- [What the exercise asks]
Nothing but an exact copy is wanted here: the line with "What data populates" and all the lines that follow it in the entries below.

________

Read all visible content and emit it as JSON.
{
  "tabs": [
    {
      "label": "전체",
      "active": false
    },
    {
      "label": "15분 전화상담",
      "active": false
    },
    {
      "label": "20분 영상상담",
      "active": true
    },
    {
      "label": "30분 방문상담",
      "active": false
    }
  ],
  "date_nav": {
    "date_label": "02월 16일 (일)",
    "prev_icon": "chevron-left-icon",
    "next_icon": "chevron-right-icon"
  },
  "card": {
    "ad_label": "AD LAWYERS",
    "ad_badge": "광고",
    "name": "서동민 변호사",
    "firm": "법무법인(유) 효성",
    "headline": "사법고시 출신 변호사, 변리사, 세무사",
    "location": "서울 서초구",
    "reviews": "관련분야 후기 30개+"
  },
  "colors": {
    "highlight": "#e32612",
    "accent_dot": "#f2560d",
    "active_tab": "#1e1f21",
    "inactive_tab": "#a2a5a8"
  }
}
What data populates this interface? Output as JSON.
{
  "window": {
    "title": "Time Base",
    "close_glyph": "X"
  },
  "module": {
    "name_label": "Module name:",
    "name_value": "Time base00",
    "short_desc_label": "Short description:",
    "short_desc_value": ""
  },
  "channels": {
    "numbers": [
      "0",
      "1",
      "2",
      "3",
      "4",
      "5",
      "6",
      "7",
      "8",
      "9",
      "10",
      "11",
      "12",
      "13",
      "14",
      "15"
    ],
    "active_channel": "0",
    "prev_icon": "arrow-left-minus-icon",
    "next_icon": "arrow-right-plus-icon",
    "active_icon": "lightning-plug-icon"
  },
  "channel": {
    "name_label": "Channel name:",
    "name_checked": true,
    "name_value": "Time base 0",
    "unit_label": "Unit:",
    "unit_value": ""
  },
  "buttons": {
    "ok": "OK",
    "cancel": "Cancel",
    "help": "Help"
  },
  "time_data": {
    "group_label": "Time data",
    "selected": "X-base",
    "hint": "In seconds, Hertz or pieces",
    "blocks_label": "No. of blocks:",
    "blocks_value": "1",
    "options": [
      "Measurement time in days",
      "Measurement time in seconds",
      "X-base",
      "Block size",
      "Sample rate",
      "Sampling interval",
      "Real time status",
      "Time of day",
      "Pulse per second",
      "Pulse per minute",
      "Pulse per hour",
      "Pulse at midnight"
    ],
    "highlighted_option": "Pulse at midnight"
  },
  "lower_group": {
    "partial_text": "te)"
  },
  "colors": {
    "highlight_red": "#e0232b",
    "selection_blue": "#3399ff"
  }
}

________

- [Exercise output]
What data populates this interface? Output as JSON.
{
  "window": {
    "title": "Time Base",
    "close_glyph": "X"
  },
  "module": {
    "name_label": "Module name:",
    "name_value": "Time base00",
    "short_desc_label": "Short description:",
    "short_desc_value": ""
  },
  "channels": {
    "numbers": [
      "0",
      "1",
      "2",
      "3",
      "4",
      "5",
      "6",
      "7",
      "8",
      "9",
      "10",
      "11",
      "12",
      "13",
      "14",
      "15"
    ],
    "active_channel": "0",
    "prev_icon": "arrow-left-minus-icon",
    "next_icon": "arrow-right-plus-icon",
    "active_icon": "lightning-plug-icon"
  },
  "channel": {
    "name_label": "Channel name:",
    "name_checked": true,
    "name_value": "Time base 0",
    "unit_label": "Unit:",
    "unit_value": ""
  },
  "buttons": {
    "ok": "OK",
    "cancel": "Cancel",
    "help": "Help"
  },
  "time_data": {
    "group_label": "Time data",
    "selected": "X-base",
    "hint": "In seconds, Hertz or pieces",
    "blocks_label": "No. of blocks:",
    "blocks_value": "1",
    "options": [
      "Measurement time in days",
      "Measurement time in seconds",
      "X-base",
      "Block size",
      "Sample rate",
      "Sampling interval",
      "Real time status",
      "Time of day",
      "Pulse per second",
      "Pulse per minute",
      "Pulse per hour",
      "Pulse at midnight"
    ],
    "highlighted_option": "Pulse at midnight"
  },
  "lower_group": {
    "partial_text": "te)"
  },
  "colors": {
    "highlight_red": "#e0232b",
    "selection_blue": "#3399ff"
  }
}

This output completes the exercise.